LGfL has launched a new Bereavement ‘Toolkit’ for schools and their communities to help support the effective management of grief and death.
As part of the ongoing partnership between LGfL and Child Bereavement UK, a new bereavement toolkit has been launched which brings together a suite of new and existing support material for school communities to manage different aspects of bereavement for young people.
The toolkit features three separate but inter-related resources:
Managing a Sudden Death in a School Community (2018):
An accessible support gateway to the effective response to death within a school community. Simple, short guidance through quotes, external inks and video interviews with experts all help to provide the information you need at the right time to ensure the whole school community can work together to support each other.
The resource was highly commended at the 2019 Bett awards and shortlisted for an ERA award in 2019 and can be accessed here.
Supporting a Bereaved Pupil (2019):
Empowering teachers and professionals in education to support bereaved pupils. This comprehensive, free-to-access training tool has been developed for staff in schools, to increase their understanding, skills and confidence to support pupils and their families when they experience a bereavement.
The resource was shortlisted for both the 2020 Bett and ERA awards and can be accessed here.
Having Honest Conversations About Death and Grief (2021):
Covid 19 has sadly brought about increased death and grief to many people’s lives and children are no exception. So, during the summer 2021, we have worked with the team at Child Bereavement UK to produce a new resource that aims to boost confidence for staff in having honest conversations in school with young people about death and grief.
Although there is some direct reference to the impact and consequences of Covid 19 – the resource is broader in its scope; supporting important conservations within school communities with an acknowledgement that young people are managing the consequences of death within their lives that can be both related and unrelated to Covid. It is important that for whatever reason, young people are supported sensitively and appropriately as they come to terms with the impact this will have on their lives.
The aim of this new resource is to give confidence to teachers and educational professionals working with young people in schools to help them prepare and confidently engage in discussions, equipping them with skills and techniques to last them into their adult lives. The resource can be accessed here.

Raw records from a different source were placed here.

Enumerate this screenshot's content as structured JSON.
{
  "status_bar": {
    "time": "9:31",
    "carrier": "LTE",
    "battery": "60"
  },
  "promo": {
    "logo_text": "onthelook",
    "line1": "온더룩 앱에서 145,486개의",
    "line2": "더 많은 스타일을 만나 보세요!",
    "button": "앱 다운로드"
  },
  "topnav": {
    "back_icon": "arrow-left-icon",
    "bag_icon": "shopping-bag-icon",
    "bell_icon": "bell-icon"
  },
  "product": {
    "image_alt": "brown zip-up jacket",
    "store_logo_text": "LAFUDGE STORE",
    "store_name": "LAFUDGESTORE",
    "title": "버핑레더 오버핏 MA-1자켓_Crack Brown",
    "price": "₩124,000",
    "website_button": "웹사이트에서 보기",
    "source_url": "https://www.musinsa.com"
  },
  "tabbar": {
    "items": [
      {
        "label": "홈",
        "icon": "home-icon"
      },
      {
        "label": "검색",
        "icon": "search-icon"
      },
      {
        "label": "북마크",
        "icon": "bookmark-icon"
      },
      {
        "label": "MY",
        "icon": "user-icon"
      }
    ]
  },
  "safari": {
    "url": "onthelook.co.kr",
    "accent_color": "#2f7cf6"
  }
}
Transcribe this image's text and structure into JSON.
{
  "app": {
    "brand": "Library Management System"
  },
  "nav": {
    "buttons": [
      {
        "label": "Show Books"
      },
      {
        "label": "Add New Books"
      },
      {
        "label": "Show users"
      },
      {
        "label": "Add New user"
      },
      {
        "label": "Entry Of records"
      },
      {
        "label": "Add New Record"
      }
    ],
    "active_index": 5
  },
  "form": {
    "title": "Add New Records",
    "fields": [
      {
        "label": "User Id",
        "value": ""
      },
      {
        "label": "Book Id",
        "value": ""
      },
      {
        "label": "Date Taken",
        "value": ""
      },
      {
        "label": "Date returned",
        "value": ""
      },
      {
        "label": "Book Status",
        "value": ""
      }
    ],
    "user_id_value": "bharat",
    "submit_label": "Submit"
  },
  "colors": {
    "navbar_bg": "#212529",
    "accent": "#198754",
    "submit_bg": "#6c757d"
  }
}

LGfL Content Manager, Bob Usher’ commented, ‘Our previous collaborations have delivered focussed, specialist support for educational professionals working with young people. Rather than keep separate the three resources, we have brought them together into a ‘toolkit’ where teachers can access highly relevant and empowering support for tackling difficult subjects relating to young people and bereavement. We have heard countless examples of how the existing resources proved to be invaluable within school communities, many of which are managing the impact of death and grief daily. We aim to support the whole school community and working with Child Bereavement UK continues to result in high quality, specialist and easily accessible advice portals for schools and the communities they serve.’
The partnership between LGfL and Child Bereavement UK is based on a simple truth that ‘Grief is a normal and natural response to loss, yet how pupils are supported can have significant impacts on long term outcomes.’
Tracey Boseley, National Development Lead for the Education Sector at Child Bereavement UK commented, ‘We are aware that many professionals worry that they will say the wrong thing and they lack confidence when talking about death to their pupils, yet they have all the skills to do so.
Our new resource, Having Honest Conversations About Death and Grief, has been developed in partnership with LGfL to support teachers and professionals working with young people. The suggested activities offer flexible and accessible opportunities for pupils to learn more and be able to talk about death and grief with trusted adults, within a safe environment.’